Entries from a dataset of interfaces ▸

────────────────────────────────────────

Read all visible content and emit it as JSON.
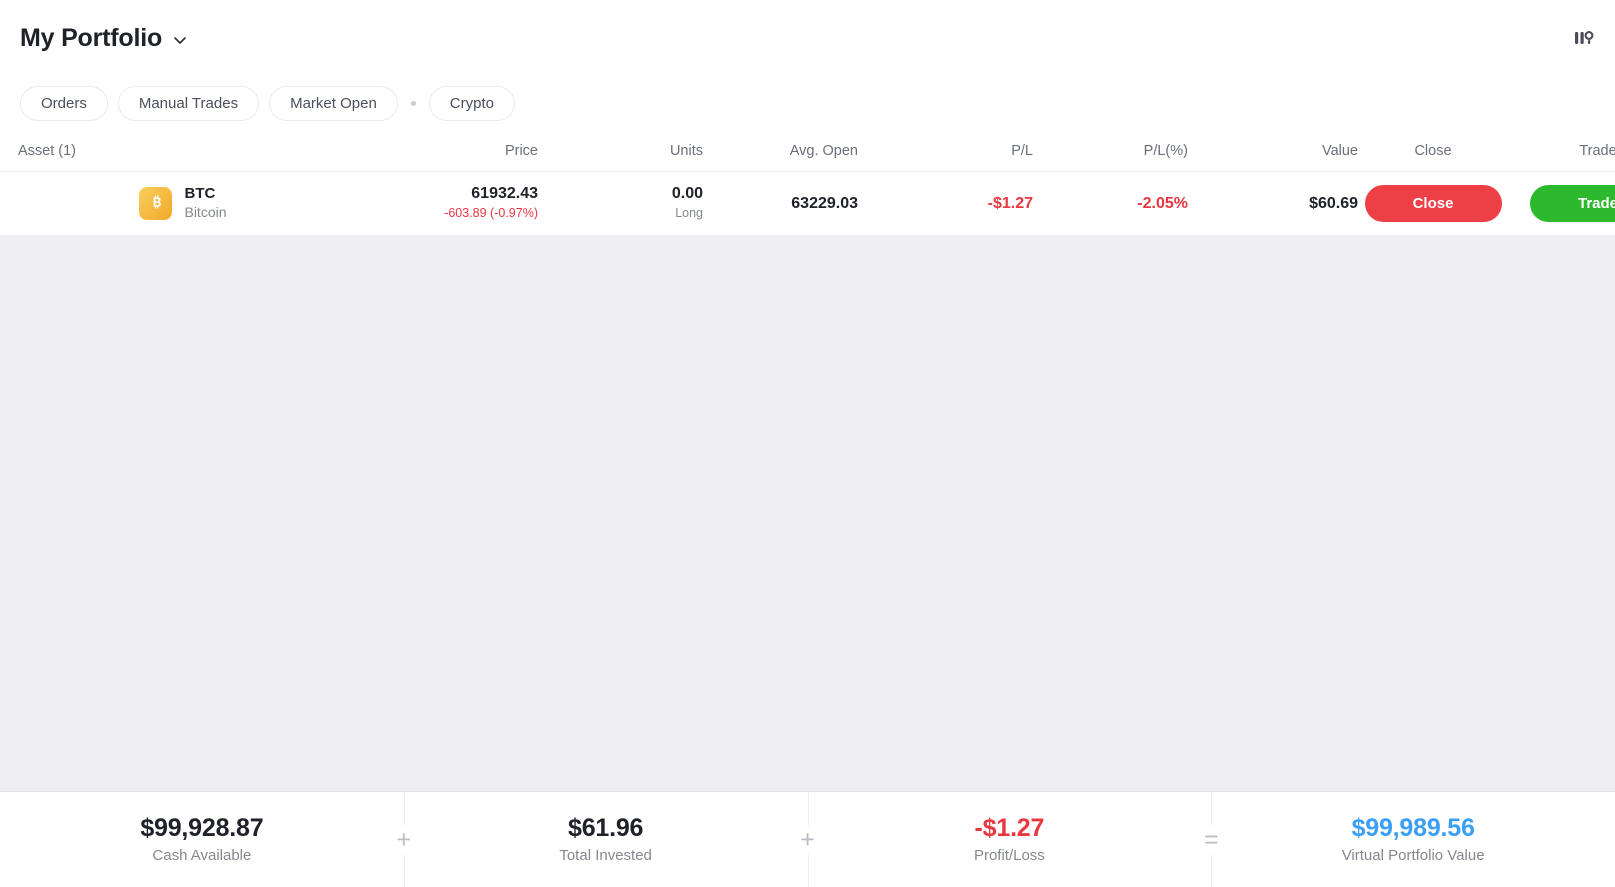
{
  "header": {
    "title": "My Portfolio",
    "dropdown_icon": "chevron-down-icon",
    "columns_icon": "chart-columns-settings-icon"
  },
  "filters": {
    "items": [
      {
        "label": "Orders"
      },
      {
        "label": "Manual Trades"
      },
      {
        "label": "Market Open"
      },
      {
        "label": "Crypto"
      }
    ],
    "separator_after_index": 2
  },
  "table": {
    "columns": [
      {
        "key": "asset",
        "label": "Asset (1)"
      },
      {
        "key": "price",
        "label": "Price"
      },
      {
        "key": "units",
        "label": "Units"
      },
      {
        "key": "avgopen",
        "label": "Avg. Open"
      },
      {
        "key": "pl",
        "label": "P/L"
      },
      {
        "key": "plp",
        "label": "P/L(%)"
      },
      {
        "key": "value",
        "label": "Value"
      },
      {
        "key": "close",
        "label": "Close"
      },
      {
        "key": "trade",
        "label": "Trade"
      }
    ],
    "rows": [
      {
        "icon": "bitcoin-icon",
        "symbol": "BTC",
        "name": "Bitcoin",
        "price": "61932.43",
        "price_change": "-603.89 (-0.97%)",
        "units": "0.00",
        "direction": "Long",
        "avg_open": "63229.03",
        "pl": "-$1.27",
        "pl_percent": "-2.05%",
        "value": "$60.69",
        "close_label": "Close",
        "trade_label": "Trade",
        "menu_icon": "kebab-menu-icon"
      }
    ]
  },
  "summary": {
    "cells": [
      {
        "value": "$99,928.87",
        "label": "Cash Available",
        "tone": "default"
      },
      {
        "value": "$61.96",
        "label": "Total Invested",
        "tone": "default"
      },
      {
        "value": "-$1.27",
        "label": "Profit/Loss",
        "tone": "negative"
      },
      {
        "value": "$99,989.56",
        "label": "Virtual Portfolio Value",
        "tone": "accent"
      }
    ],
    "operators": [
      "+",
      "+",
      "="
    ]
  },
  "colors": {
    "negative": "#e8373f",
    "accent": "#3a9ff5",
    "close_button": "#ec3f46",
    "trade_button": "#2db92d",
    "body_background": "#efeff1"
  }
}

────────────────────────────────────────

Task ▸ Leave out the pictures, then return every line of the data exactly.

Your solution ▸
Read all visible content and emit it as JSON.
{
  "header": {
    "title": "My Portfolio",
    "dropdown_icon": "chevron-down-icon",
    "columns_icon": "chart-columns-settings-icon"
  },
  "filters": {
    "items": [
      {
        "label": "Orders"
      },
      {
        "label": "Manual Trades"
      },
      {
        "label": "Market Open"
      },
      {
        "label": "Crypto"
      }
    ],
    "separator_after_index": 2
  },
  "table": {
    "columns": [
      {
        "key": "asset",
        "label": "Asset (1)"
      },
      {
        "key": "price",
        "label": "Price"
      },
      {
        "key": "units",
        "label": "Units"
      },
      {
        "key": "avgopen",
        "label": "Avg. Open"
      },
      {
        "key": "pl",
        "label": "P/L"
      },
      {
        "key": "plp",
        "label": "P/L(%)"
      },
      {
        "key": "value",
        "label": "Value"
      },
      {
        "key": "close",
        "label": "Close"
      },
      {
        "key": "trade",
        "label": "Trade"
      }
    ],
    "rows": [
      {
        "icon": "bitcoin-icon",
        "symbol": "BTC",
        "name": "Bitcoin",
        "price": "61932.43",
        "price_change": "-603.89 (-0.97%)",
        "units": "0.00",
        "direction": "Long",
        "avg_open": "63229.03",
        "pl": "-$1.27",
        "pl_percent": "-2.05%",
        "value": "$60.69",
        "close_label": "Close",
        "trade_label": "Trade",
        "menu_icon": "kebab-menu-icon"
      }
    ]
  },
  "summary": {
    "cells": [
      {
        "value": "$99,928.87",
        "label": "Cash Available",
        "tone": "default"
      },
      {
        "value": "$61.96",
        "label": "Total Invested",
        "tone": "default"
      },
      {
        "value": "-$1.27",
        "label": "Profit/Loss",
        "tone": "negative"
      },
      {
        "value": "$99,989.56",
        "label": "Virtual Portfolio Value",
        "tone": "accent"
      }
    ],
    "operators": [
      "+",
      "+",
      "="
    ]
  },
  "colors": {
    "negative": "#e8373f",
    "accent": "#3a9ff5",
    "close_button": "#ec3f46",
    "trade_button": "#2db92d",
    "body_background": "#efeff1"
  }
}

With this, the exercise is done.